Jesse Dixon

Assistant Professor, Gene Expression Laboratory

A.B., Princeton University

Ph.D., University of California San Diego

M.D., University of California San Diego

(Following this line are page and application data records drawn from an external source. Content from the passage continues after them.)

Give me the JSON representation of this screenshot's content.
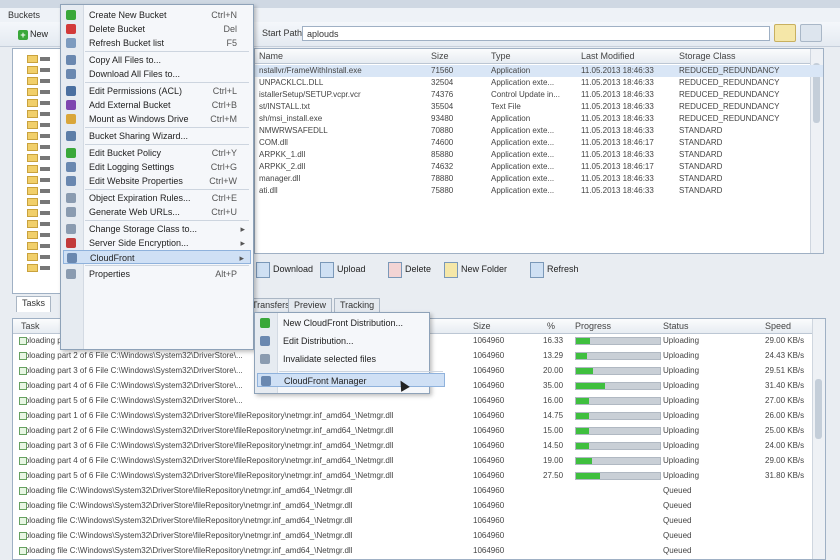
{
  "menubar": {
    "items": [
      "Buckets"
    ]
  },
  "toolbar": {
    "new_label": "New"
  },
  "address": {
    "label": "Start Path:",
    "value": "aplouds"
  },
  "tree": {
    "count": 20
  },
  "objects": {
    "columns": [
      "Name",
      "Size",
      "Type",
      "Last Modified",
      "Storage Class"
    ],
    "rows": [
      {
        "name": "nstallvr/FrameWithInstall.exe",
        "size": "71560",
        "type": "Application",
        "modified": "11.05.2013 18:46:33",
        "storage": "REDUCED_REDUNDANCY",
        "selected": true
      },
      {
        "name": "UNPACKLCL.DLL",
        "size": "32504",
        "type": "Application exte...",
        "modified": "11.05.2013 18:46:33",
        "storage": "REDUCED_REDUNDANCY"
      },
      {
        "name": "istallerSetup/SETUP.vcpr.vcr",
        "size": "74376",
        "type": "Control Update in...",
        "modified": "11.05.2013 18:46:33",
        "storage": "REDUCED_REDUNDANCY"
      },
      {
        "name": "st/INSTALL.txt",
        "size": "35504",
        "type": "Text File",
        "modified": "11.05.2013 18:46:33",
        "storage": "REDUCED_REDUNDANCY"
      },
      {
        "name": "sh/msi_install.exe",
        "size": "93480",
        "type": "Application",
        "modified": "11.05.2013 18:46:33",
        "storage": "REDUCED_REDUNDANCY"
      },
      {
        "name": "NMWRWSAFEDLL",
        "size": "70880",
        "type": "Application exte...",
        "modified": "11.05.2013 18:46:33",
        "storage": "STANDARD"
      },
      {
        "name": "COM.dll",
        "size": "74600",
        "type": "Application exte...",
        "modified": "11.05.2013 18:46:17",
        "storage": "STANDARD"
      },
      {
        "name": "ARPKK_1.dll",
        "size": "85880",
        "type": "Application exte...",
        "modified": "11.05.2013 18:46:33",
        "storage": "STANDARD"
      },
      {
        "name": "ARPKK_2.dll",
        "size": "74632",
        "type": "Application exte...",
        "modified": "11.05.2013 18:46:17",
        "storage": "STANDARD"
      },
      {
        "name": "manager.dll",
        "size": "78880",
        "type": "Application exte...",
        "modified": "11.05.2013 18:46:33",
        "storage": "STANDARD"
      },
      {
        "name": "ati.dll",
        "size": "75880",
        "type": "Application exte...",
        "modified": "11.05.2013 18:46:33",
        "storage": "STANDARD"
      }
    ]
  },
  "actions": [
    "Download",
    "Upload",
    "Delete",
    "New Folder",
    "Refresh"
  ],
  "tabs": [
    "Tasks",
    "Transfers",
    "Preview",
    "Tracking"
  ],
  "transfers": {
    "columns": [
      "Task",
      "Size",
      "%",
      "Progress",
      "Status",
      "Speed"
    ],
    "rows": [
      {
        "task": "Uploading part 1 of 6 File C:\\Windows\\System32\\DriverStore\\...",
        "size": "1064960",
        "pct": "16.33",
        "progress": 0.17,
        "status": "Uploading",
        "speed": "29.00 KB/s"
      },
      {
        "task": "Uploading part 2 of 6 File C:\\Windows\\System32\\DriverStore\\...",
        "size": "1064960",
        "pct": "13.29",
        "progress": 0.13,
        "status": "Uploading",
        "speed": "24.43 KB/s"
      },
      {
        "task": "Uploading part 3 of 6 File C:\\Windows\\System32\\DriverStore\\...",
        "size": "1064960",
        "pct": "20.00",
        "progress": 0.2,
        "status": "Uploading",
        "speed": "29.51 KB/s"
      },
      {
        "task": "Uploading part 4 of 6 File C:\\Windows\\System32\\DriverStore\\...",
        "size": "1064960",
        "pct": "35.00",
        "progress": 0.35,
        "status": "Uploading",
        "speed": "31.40 KB/s"
      },
      {
        "task": "Uploading part 5 of 6 File C:\\Windows\\System32\\DriverStore\\...",
        "size": "1064960",
        "pct": "16.00",
        "progress": 0.16,
        "status": "Uploading",
        "speed": "27.00 KB/s"
      },
      {
        "task": "Uploading part 1 of 6 File C:\\Windows\\System32\\DriverStore\\fileRepository\\netmgr.inf_amd64_\\Netmgr.dll",
        "size": "1064960",
        "pct": "14.75",
        "progress": 0.15,
        "status": "Uploading",
        "speed": "26.00 KB/s"
      },
      {
        "task": "Uploading part 2 of 6 File C:\\Windows\\System32\\DriverStore\\fileRepository\\netmgr.inf_amd64_\\Netmgr.dll",
        "size": "1064960",
        "pct": "15.00",
        "progress": 0.15,
        "status": "Uploading",
        "speed": "25.00 KB/s"
      },
      {
        "task": "Uploading part 3 of 6 File C:\\Windows\\System32\\DriverStore\\fileRepository\\netmgr.inf_amd64_\\Netmgr.dll",
        "size": "1064960",
        "pct": "14.50",
        "progress": 0.15,
        "status": "Uploading",
        "speed": "24.00 KB/s"
      },
      {
        "task": "Uploading part 4 of 6 File C:\\Windows\\System32\\DriverStore\\fileRepository\\netmgr.inf_amd64_\\Netmgr.dll",
        "size": "1064960",
        "pct": "19.00",
        "progress": 0.19,
        "status": "Uploading",
        "speed": "29.00 KB/s"
      },
      {
        "task": "Uploading part 5 of 6 File C:\\Windows\\System32\\DriverStore\\fileRepository\\netmgr.inf_amd64_\\Netmgr.dll",
        "size": "1064960",
        "pct": "27.50",
        "progress": 0.28,
        "status": "Uploading",
        "speed": "31.80 KB/s"
      },
      {
        "task": "Uploading file C:\\Windows\\System32\\DriverStore\\fileRepository\\netmgr.inf_amd64_\\Netmgr.dll",
        "size": "1064960",
        "pct": "",
        "progress": null,
        "status": "Queued",
        "speed": ""
      },
      {
        "task": "Uploading file C:\\Windows\\System32\\DriverStore\\fileRepository\\netmgr.inf_amd64_\\Netmgr.dll",
        "size": "1064960",
        "pct": "",
        "progress": null,
        "status": "Queued",
        "speed": ""
      },
      {
        "task": "Uploading file C:\\Windows\\System32\\DriverStore\\fileRepository\\netmgr.inf_amd64_\\Netmgr.dll",
        "size": "1064960",
        "pct": "",
        "progress": null,
        "status": "Queued",
        "speed": ""
      },
      {
        "task": "Uploading file C:\\Windows\\System32\\DriverStore\\fileRepository\\netmgr.inf_amd64_\\Netmgr.dll",
        "size": "1064960",
        "pct": "",
        "progress": null,
        "status": "Queued",
        "speed": ""
      },
      {
        "task": "Uploading file C:\\Windows\\System32\\DriverStore\\fileRepository\\netmgr.inf_amd64_\\Netmgr.dll",
        "size": "1064960",
        "pct": "",
        "progress": null,
        "status": "Queued",
        "speed": ""
      }
    ]
  },
  "context_menu": {
    "items": [
      {
        "label": "Create New Bucket",
        "shortcut": "Ctrl+N",
        "icon": "add-icon",
        "color": "#3aa83a"
      },
      {
        "label": "Delete Bucket",
        "shortcut": "Del",
        "icon": "delete-icon",
        "color": "#d23a3a"
      },
      {
        "label": "Refresh Bucket list",
        "shortcut": "F5",
        "icon": "refresh-icon",
        "color": "#7d9bbf"
      },
      {
        "sep": true
      },
      {
        "label": "Copy All Files to...",
        "shortcut": "",
        "icon": "copy-icon",
        "color": "#6a88b0"
      },
      {
        "label": "Download All Files to...",
        "shortcut": "",
        "icon": "download-icon",
        "color": "#6a88b0"
      },
      {
        "sep": true
      },
      {
        "label": "Edit Permissions (ACL)",
        "shortcut": "Ctrl+L",
        "icon": "users-icon",
        "color": "#4a6fa0"
      },
      {
        "label": "Add External Bucket",
        "shortcut": "Ctrl+B",
        "icon": "bucket-icon",
        "color": "#7e46b0"
      },
      {
        "label": "Mount as Windows Drive",
        "shortcut": "Ctrl+M",
        "icon": "drive-icon",
        "color": "#d9a63a"
      },
      {
        "sep": true
      },
      {
        "label": "Bucket Sharing Wizard...",
        "shortcut": "",
        "icon": "share-icon",
        "color": "#5d7ea8"
      },
      {
        "sep": true
      },
      {
        "label": "Edit Bucket Policy",
        "shortcut": "Ctrl+Y",
        "icon": "policy-icon",
        "color": "#3aa83a"
      },
      {
        "label": "Edit Logging Settings",
        "shortcut": "Ctrl+G",
        "icon": "logging-icon",
        "color": "#6a88b0"
      },
      {
        "label": "Edit Website Properties",
        "shortcut": "Ctrl+W",
        "icon": "website-icon",
        "color": "#6a88b0"
      },
      {
        "sep": true
      },
      {
        "label": "Object Expiration Rules...",
        "shortcut": "Ctrl+E",
        "icon": "expiration-icon",
        "color": "#8a9bb0"
      },
      {
        "label": "Generate Web URLs...",
        "shortcut": "Ctrl+U",
        "icon": "url-icon",
        "color": "#8a9bb0"
      },
      {
        "sep": true
      },
      {
        "label": "Change Storage Class to...",
        "shortcut": "",
        "icon": "storage-icon",
        "color": "#8a9bb0",
        "arrow": true
      },
      {
        "label": "Server Side Encryption...",
        "shortcut": "",
        "icon": "encryption-icon",
        "color": "#c23a3a",
        "arrow": true
      },
      {
        "label": "CloudFront",
        "shortcut": "",
        "icon": "cloudfront-icon",
        "color": "#6a88b0",
        "arrow": true,
        "highlighted": true
      },
      {
        "sep": true
      },
      {
        "label": "Properties",
        "shortcut": "Alt+P",
        "icon": "properties-icon",
        "color": "#8a9bb0"
      }
    ]
  },
  "submenu": {
    "items": [
      {
        "label": "New CloudFront Distribution...",
        "icon": "add-icon",
        "color": "#3aa83a"
      },
      {
        "label": "Edit Distribution...",
        "icon": "edit-icon",
        "color": "#6a88b0"
      },
      {
        "label": "Invalidate selected files",
        "icon": "invalidate-icon",
        "color": "#8a9bb0"
      },
      {
        "sep": true
      },
      {
        "label": "CloudFront Manager",
        "icon": "manager-icon",
        "color": "#6a88b0",
        "highlighted": true
      }
    ]
  }
}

The Dixon lab is interested in how the spatial organization of genomes affects the acquisition and impact of mutations in cancer. Our genomes are 3 billion base pairs in length and must be compacted into the nucleus of every cell in our body. How our genomes are organized in cells has a major impact on diverse processes, from the expression of genes to the replication of DNA as cells divide. In cancer, our genomes are bombarded with mutations, some of which break and shuffle the genomes creating a mosaic of how these genomes appear in healthy cells. When our genomes are shuffled in cancer cells, this often can place cancer-causing genes in novel environments with altered spatial organization, which can lead to aberrant gene activation that drives the growth of cancer cells. We are interested in understanding where and when such altered gene regulation events occur and understanding what critical factors facilitate altered gene activation in cancer genomes.